After the passage of 65 years, there's talk once again of dropping the Big One on the Commies in North Korea. It would be a pre-emptive strike of course and Secretary of State Rex Tillerson says we'd better start thinking seriously about it, because, while Kim Jong Un hasn't gone into the deep end yet, he's jumping up and down on the diving board.
But you know... Walt has been around a long time, long enough to remember the Korean War. It occurs to me that we've seen this movie before! And I mean that literally. If you don't remember, check The Atomic Cafe, a 1982 American documentary film produced and directed by Jayne Loader, Kevin Rafferty and Pierce Rafferty. Last year, this film was selected by the Library of Congress for preservation in the United States National Film Registry, by reason of being deemed "culturally, historically, or aesthetically significant".
The film covers the beginnings of the era of nuclear warfare, created from a broad range of archival material from the 1940s, 1950s and early 1960s including newsreel clips, television news footage, US government-produced films (including military training films), advertisements, and radio and TV programmes. Though the topic of atomic holocaust is a grave matter [No more puns, please. Ed.], The Atomic Cafe approaches it with black humour, much of it derived from the modern viewer's reaction to the old films, such as the "Duck and cover!" film shown in schools, and taken quite seriously at the time.
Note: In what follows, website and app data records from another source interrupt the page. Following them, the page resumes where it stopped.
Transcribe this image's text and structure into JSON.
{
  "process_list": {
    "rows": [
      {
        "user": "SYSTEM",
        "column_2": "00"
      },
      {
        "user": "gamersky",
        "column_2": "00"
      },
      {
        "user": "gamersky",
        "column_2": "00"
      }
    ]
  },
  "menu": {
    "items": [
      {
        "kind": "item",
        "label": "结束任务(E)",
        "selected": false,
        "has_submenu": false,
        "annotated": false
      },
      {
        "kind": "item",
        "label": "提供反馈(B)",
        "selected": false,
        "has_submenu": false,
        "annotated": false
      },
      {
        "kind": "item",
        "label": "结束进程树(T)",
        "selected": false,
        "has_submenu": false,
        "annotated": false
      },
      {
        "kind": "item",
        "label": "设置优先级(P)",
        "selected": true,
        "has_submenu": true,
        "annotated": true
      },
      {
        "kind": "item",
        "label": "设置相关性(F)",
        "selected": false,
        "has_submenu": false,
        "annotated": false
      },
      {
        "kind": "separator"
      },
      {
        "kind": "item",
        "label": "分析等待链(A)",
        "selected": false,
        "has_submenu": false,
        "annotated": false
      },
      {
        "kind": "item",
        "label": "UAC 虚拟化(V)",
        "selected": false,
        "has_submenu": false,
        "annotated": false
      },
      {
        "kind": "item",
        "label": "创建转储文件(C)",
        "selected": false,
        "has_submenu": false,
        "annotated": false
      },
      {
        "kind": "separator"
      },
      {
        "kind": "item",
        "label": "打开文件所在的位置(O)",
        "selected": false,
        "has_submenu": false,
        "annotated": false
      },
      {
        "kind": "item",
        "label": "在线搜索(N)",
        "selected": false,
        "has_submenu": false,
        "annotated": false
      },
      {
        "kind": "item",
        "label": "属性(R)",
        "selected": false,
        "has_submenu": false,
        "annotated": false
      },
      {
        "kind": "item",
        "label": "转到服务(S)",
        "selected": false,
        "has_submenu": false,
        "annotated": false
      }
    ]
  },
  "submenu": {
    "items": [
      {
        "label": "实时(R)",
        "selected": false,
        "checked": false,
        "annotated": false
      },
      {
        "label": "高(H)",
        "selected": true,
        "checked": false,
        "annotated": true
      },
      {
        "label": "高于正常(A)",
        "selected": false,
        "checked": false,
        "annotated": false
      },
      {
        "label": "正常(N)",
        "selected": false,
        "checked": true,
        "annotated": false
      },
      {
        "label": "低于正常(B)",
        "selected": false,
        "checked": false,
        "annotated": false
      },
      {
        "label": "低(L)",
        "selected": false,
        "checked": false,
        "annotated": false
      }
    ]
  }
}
Ed. has found the complete movie on YouTube. The part about the Korean War and the threat of using the A-bomb on North Korea (and China too, for good measure) starts at 22:51. The famous "Duck and cover!" sequence begins at 1:02:49. About a minute before that some well-fed 4-H girls show you what goes into a survival kit. Whatever happened to 4-H, anyway? You get to see Presidents Truman, Eisenhower, Johnson and Nixon too. Watch it now, before YouTube deletes the freebie!